Donald Trump recently told Larry King (on Russian television no less) that Vladimir Putin “has done a great job with Russia’s image,” and yes, I suppose if your idea of “great” is a an eight percent approval rating amongst Americans, then Putin is doing great. Trump infamously said that he prefers Putin’s style of leadership to that of President Obama, citing Vlad I-wish-I-was-the Impaler’s 82 percent approval rating as the reason for his admiration, and saying Putin “has very strong control over the country.”
Why yes, when you kill political opponents, jail those in power who dare to question you and simply murder any journalist who attempts to exercise freedom of the press—I suppose it could indeed be said you have very strong control over your country. President Obama can’t simply murder Sean Hannity for disagreeing with him, or that blowhard would have been dead within an hour of Barry taking oath.
According to international watchdog Freedom House, freedom of the press is so non-existent in Russia that the country ranks below such bastions of free thought as Iraq and Sudan, finishing an deplorable 180th out of 199 countries. Even more troubling is the nose dive Russian’s press freedom score and rankings have taken since Putin took power.
Since Putin’s chokehold on both Russia and its press began in 2000, at least >34 Russian journalists have been killed, To put that in context, in the same timeframe two were killed in all of China and a mere three were killed in the United States—with two of those coming during an on-air shooting last year in Virginia.
Consider those facts in light of both Trump’s admiration for Putin and the Donald’s expressed interest in “opening up” America’s libel laws making it easier to “have people sue you (the press) like you’ve never got sued before.” One would think this would make it quite costly to consider ever defaming Grand Imperial King Of America Trump—is it that hard to imagine a world in which Trump takes control of all privately owned news stations as his homey Vlad has? After he “opens up” the libel laws it would be very easy to sue any and all opposition into oblivion if you have the unlimited resources of the American government behind you.

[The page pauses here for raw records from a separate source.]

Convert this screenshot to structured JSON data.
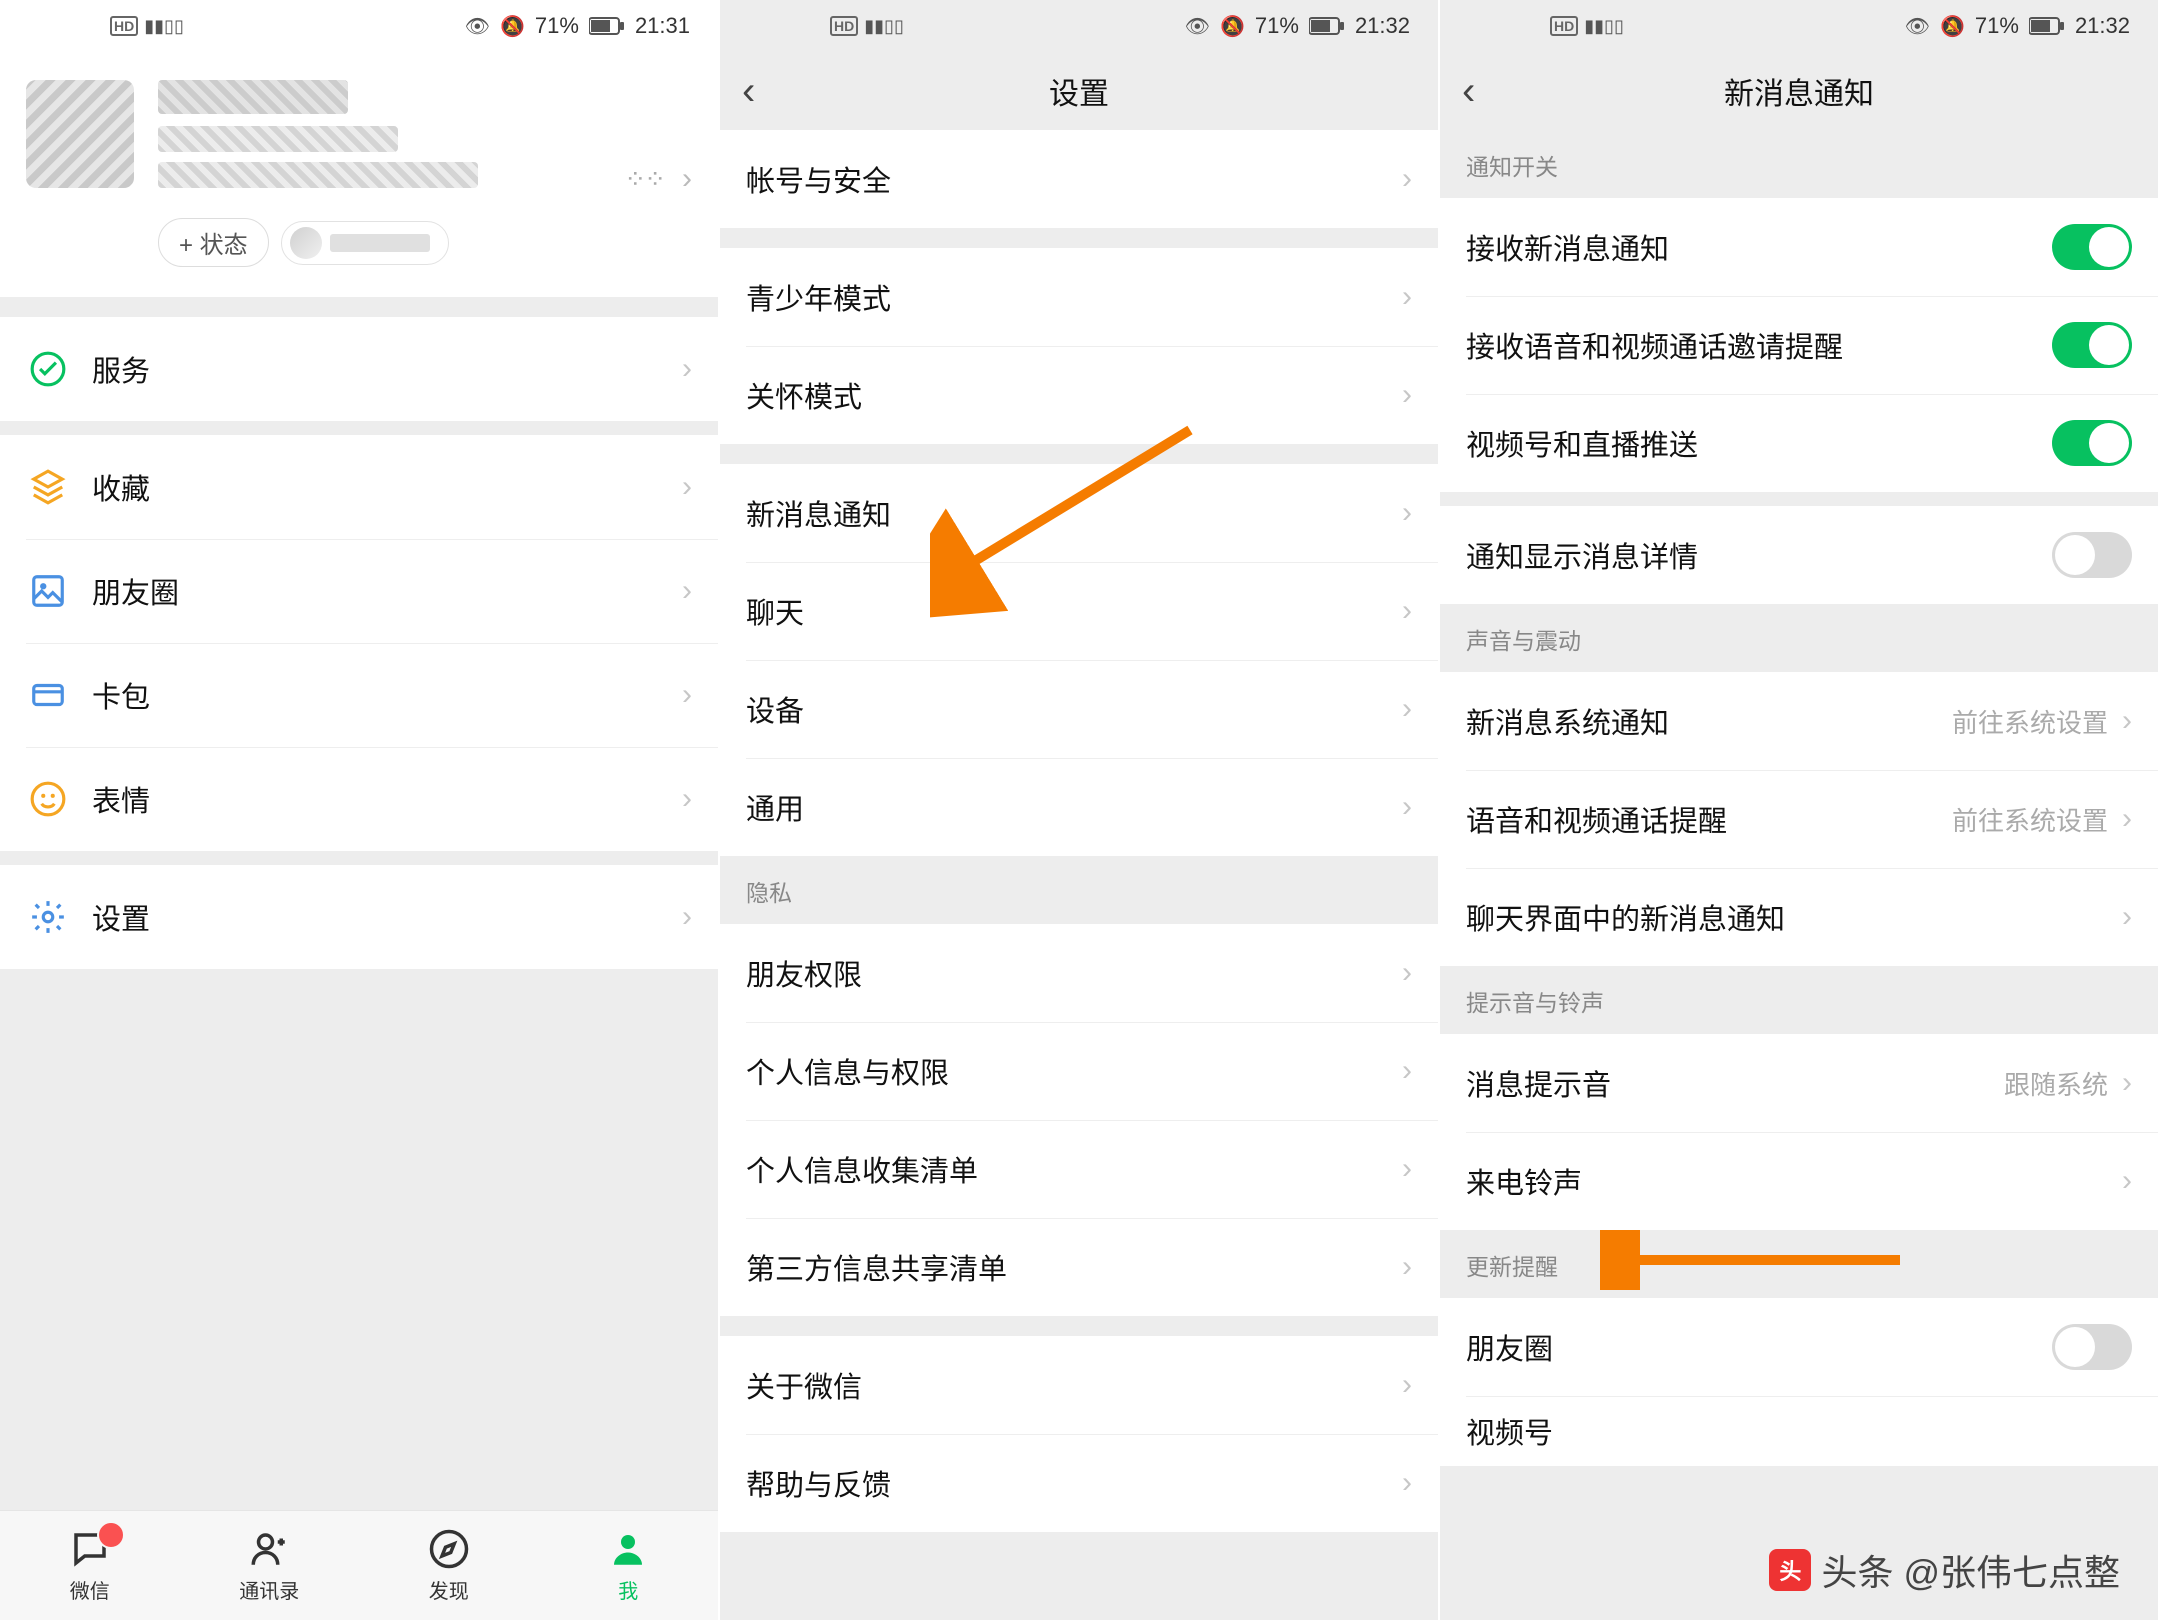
{
  "status": {
    "battery_text": "71%",
    "hd": "HD"
  },
  "screen1": {
    "time": "21:31",
    "status_pill_label": "+ 状态",
    "menu": {
      "services": "服务",
      "favorites": "收藏",
      "moments": "朋友圈",
      "cards": "卡包",
      "stickers": "表情",
      "settings": "设置"
    },
    "tabs": {
      "chats": "微信",
      "contacts": "通讯录",
      "discover": "发现",
      "me": "我"
    }
  },
  "screen2": {
    "time": "21:32",
    "title": "设置",
    "items": {
      "account_security": "帐号与安全",
      "youth_mode": "青少年模式",
      "care_mode": "关怀模式",
      "notifications": "新消息通知",
      "chat": "聊天",
      "device": "设备",
      "general": "通用",
      "privacy_header": "隐私",
      "friend_perm": "朋友权限",
      "personal_info_perm": "个人信息与权限",
      "personal_info_list": "个人信息收集清单",
      "third_party_list": "第三方信息共享清单",
      "about": "关于微信",
      "help": "帮助与反馈"
    }
  },
  "screen3": {
    "time": "21:32",
    "title": "新消息通知",
    "section_switch": "通知开关",
    "items": {
      "receive_new_msg": "接收新消息通知",
      "receive_voip": "接收语音和视频通话邀请提醒",
      "channel_push": "视频号和直播推送",
      "show_detail": "通知显示消息详情"
    },
    "section_sound": "声音与震动",
    "sound": {
      "sys_notif": {
        "label": "新消息系统通知",
        "value": "前往系统设置"
      },
      "voip_remind": {
        "label": "语音和视频通话提醒",
        "value": "前往系统设置"
      },
      "chat_page_notif": "聊天界面中的新消息通知"
    },
    "section_ring": "提示音与铃声",
    "ring": {
      "msg_tone": {
        "label": "消息提示音",
        "value": "跟随系统"
      },
      "call_ring": "来电铃声"
    },
    "section_update": "更新提醒",
    "update": {
      "moments": "朋友圈",
      "channel": "视频号"
    }
  },
  "watermark": "头条 @张伟七点整"
}
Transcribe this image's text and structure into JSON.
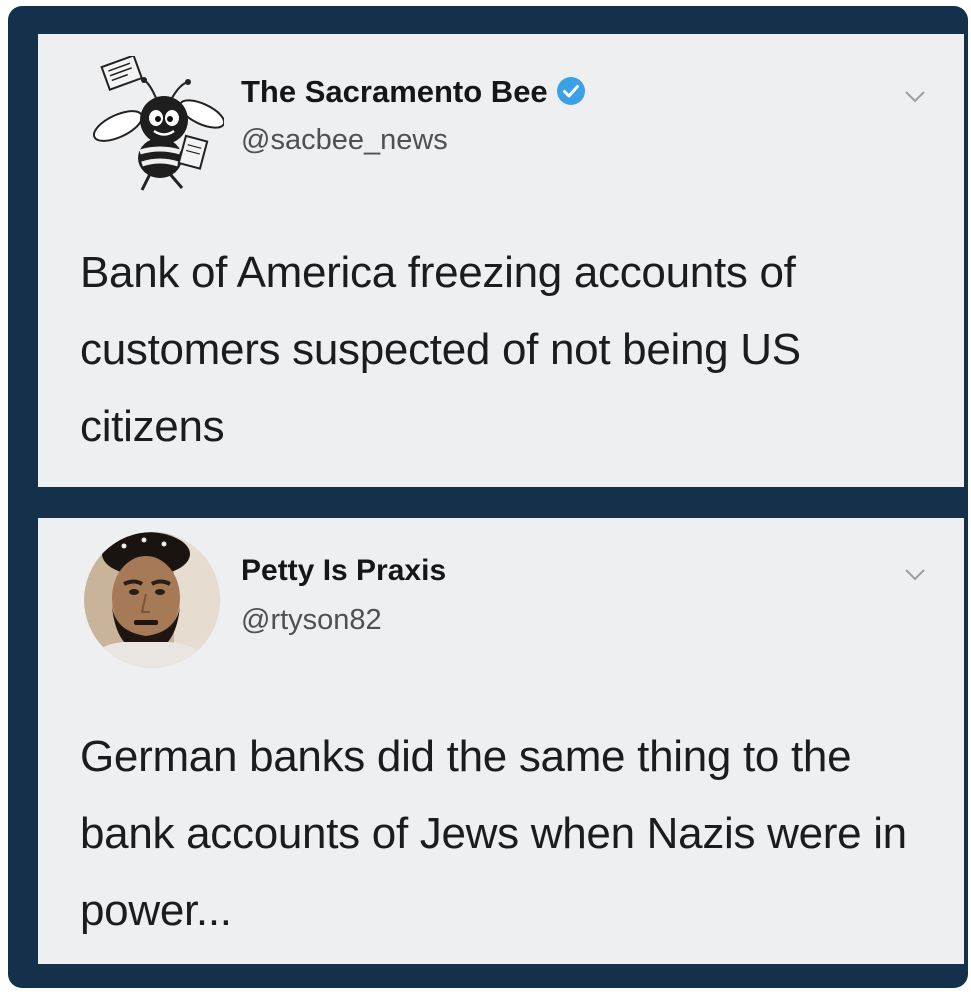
{
  "tweets": [
    {
      "display_name": "The Sacramento Bee",
      "handle": "@sacbee_news",
      "verified": true,
      "avatar_icon": "bee-mascot-icon",
      "text": "Bank of America freezing accounts of customers suspected of not being US citizens"
    },
    {
      "display_name": "Petty Is Praxis",
      "handle": "@rtyson82",
      "verified": false,
      "avatar_icon": "user-photo-avatar",
      "text": "German banks did the same thing to the bank accounts of Jews when Nazis were in power..."
    }
  ],
  "colors": {
    "frame": "#15304a",
    "card": "#eeeff1",
    "verified_badge": "#3aa0e8",
    "text": "#1b1c1e"
  }
}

As Russian-born chess champion Garry Kasporov recently put it, “Putin is a strong leader in the way arsenic is a strong drink”—a fitting analogy given Putin’s penchant for poisoning his opposition.
In his lustful search for more power, Putin has mortgaged Russia’s future with his intervention in Ukraine, as any hope of integrating the Russian economy with the West has largely been forsaken via his actions. Given Russia’s utter dependance on oil, as soon as oil prices dropped, Russia’s economy tanked. Perhaps with Trump’s many bankruptcies and shady business dealings, he admires Putin’s bullheadedness in the face of economic failure.
In the post-truth world in which the Trump campaign exists, you’re not wrong if you never admit to being wrong—you just start shouting louder. If Trump were elected president, is it really a stretch to imagine his presidency turning into the kind of authoritarian nightmare of a regime Putin has murdered to create and to keep in place?
In the past decade, Putin has invaded two neighboring countries, Georgia and Ukraine, and annexed Crimea, a move that marked the first major land grab in Europe since World War II (but hey, that turned out to be pretty fun). Is it that difficult to imagine Grand Imperial King Of America Trump simply deciding to take over part of Mexico in order to better “police” it? Or to invade Cuba illegally—most likely because it’s a wonderful location for his next series of gaudy resorts?
Unsurprisingly, many with intelligence and military experience are—yet again—appalled by Trump’s actions and dangerous praise of such a man. Former CIA Acting Director Michael Morell and former undersecretary of Defense for intelligence Mike Vickers wrote a letter to the Washington Post deriding the two’s cosy relationship. Paul Ryan seems to be growing ever closer to spontaneously combusting every time Trump praises a man who in all likelihood was behind a recent large-scale cyber attack on our government (and honestly, at this point Ryan is probably praying that sweet relief in the form of spontaneous combustion comes someday charitably soon).
Lindsay Graham—who is probably as surprised as anyone that he has become a voice of reason in this most horrifying of presidential elections—was even more exasperated than Ryan with Trump’s continued political crush, saying of Putin, “Other than destroying every instrument of democracy in his own country, having opposition people killed, dismembering neighbors through military force and being the benefactor of the butcher of Damascus, he’s a good guy.”
Lindsay Graham ladies and gentleman: standup comedian extraordinaire.
It’s so clear that Putin is licking his chops and salivating when thinking of the games he could play with Trump that his “admiration” of the Donald recalls that of the cool teens in a high school horror movie trying to manipulate the hopeful rube of their class into thinking he can hang out with them. Think of The Donald as Carrie… which unfortunately would make the world that gym she burned everyone up in.
Of all of Trump’s troublingly dangerous statements, his open and ongoing appreciation of Vladimir Putin’s regime is his most misguided and alarming—and that’s saying something. A man who openly praises a murderous tyrant who is clearly an enemy of the state has no place in the White House. Period. I wouldn’t even let him on the lawn.